This volume should prove to be of interest not only to SF scholars but to film, television, and general popular-culture scholars as well. Moreover, this is a timely study as endemic war in the Middle East and our relationship with technologies that may transform or destroy us are ever-present in our political and social debates. Not only does this study convey SF’s enormous potential for social influence and criticism, but it also captures the zeitgeist of the early 21st century, when we are poised at a unique time in history for unthinkable change, and possibly for self-destruction. Excavating the Future challenges its readers to think about the shape of humanity’s trajectory through time, especially about how the future will look back on our world today.

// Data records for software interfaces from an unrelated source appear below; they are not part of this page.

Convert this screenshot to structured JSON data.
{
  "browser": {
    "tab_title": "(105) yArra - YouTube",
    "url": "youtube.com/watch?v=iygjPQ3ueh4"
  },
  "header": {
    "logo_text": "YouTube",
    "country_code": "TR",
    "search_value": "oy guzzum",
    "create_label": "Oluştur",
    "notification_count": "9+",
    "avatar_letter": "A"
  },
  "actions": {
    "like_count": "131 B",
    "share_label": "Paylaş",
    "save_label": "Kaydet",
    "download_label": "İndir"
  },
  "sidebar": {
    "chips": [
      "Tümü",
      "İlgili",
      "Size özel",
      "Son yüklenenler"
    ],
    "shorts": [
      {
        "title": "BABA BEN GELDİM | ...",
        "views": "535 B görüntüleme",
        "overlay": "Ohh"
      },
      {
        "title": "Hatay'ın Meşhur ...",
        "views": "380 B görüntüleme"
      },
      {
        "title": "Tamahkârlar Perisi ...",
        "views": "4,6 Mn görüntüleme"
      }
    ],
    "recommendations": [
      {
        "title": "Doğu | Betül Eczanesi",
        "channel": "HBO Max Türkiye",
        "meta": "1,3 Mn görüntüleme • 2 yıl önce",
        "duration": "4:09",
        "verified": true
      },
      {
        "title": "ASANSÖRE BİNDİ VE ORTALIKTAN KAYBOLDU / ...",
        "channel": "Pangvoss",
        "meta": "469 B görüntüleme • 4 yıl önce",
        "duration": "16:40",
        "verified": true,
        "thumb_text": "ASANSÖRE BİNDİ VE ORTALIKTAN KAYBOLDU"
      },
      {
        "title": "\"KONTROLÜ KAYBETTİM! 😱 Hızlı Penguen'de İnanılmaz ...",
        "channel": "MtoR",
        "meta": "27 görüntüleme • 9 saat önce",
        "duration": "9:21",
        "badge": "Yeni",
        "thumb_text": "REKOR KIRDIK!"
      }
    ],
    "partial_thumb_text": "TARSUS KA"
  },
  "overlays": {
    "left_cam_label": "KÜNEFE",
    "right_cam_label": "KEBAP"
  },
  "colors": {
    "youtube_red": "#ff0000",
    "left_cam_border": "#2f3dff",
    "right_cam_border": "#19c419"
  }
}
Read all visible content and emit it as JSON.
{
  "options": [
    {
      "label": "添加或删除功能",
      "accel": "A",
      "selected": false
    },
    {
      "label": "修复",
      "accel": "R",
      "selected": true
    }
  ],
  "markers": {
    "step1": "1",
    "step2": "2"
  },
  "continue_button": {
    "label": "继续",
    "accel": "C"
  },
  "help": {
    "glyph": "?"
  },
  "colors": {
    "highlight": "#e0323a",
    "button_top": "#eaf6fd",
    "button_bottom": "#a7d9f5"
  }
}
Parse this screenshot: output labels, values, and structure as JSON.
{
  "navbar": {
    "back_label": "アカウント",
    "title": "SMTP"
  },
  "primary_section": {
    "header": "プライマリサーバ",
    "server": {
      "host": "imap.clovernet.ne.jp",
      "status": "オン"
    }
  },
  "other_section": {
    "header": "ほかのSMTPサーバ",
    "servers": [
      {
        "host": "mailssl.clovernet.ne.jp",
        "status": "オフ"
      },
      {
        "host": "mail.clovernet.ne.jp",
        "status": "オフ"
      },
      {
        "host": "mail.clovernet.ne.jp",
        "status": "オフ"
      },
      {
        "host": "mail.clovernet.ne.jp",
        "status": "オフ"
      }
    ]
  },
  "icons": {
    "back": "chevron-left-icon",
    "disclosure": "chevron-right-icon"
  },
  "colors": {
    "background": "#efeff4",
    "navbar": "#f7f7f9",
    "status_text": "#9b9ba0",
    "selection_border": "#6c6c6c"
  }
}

Biography: James Hamby is the Associate Director of the Writing Center at Middle Tennessee State University where he also teaches courses in composition and literature, including Victorian Science Fiction, Fantasy, and Fairy Tale. His dissertation, David Copperfield: Victorian Hero examines archetypal tropes in Dickens’s most autobiographical novel. He is also the Book Reviews Associate Editor for Journal of the Fantastic in the Arts.